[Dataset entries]

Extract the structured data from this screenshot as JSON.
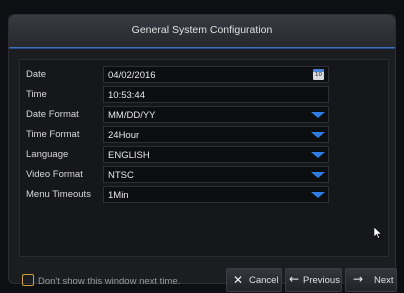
{
  "dialog": {
    "title": "General System Configuration"
  },
  "fields": [
    {
      "label": "Date",
      "value": "04/02/2016",
      "type": "date",
      "icon": "calendar-icon",
      "icon_text": "10"
    },
    {
      "label": "Time",
      "value": "10:53:44",
      "type": "text"
    },
    {
      "label": "Date Format",
      "value": "MM/DD/YY",
      "type": "select"
    },
    {
      "label": "Time Format",
      "value": "24Hour",
      "type": "select"
    },
    {
      "label": "Language",
      "value": "ENGLISH",
      "type": "select"
    },
    {
      "label": "Video Format",
      "value": "NTSC",
      "type": "select"
    },
    {
      "label": "Menu Timeouts",
      "value": "1Min",
      "type": "select"
    }
  ],
  "footer": {
    "checkbox_label": "Don't show this window next time.",
    "cancel_label": "Cancel",
    "previous_label": "Previous",
    "next_label": "Next"
  },
  "colors": {
    "accent": "#2f7de0",
    "checkbox": "#c9a13a"
  }
}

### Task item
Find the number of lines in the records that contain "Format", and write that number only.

### Result for this exercise
3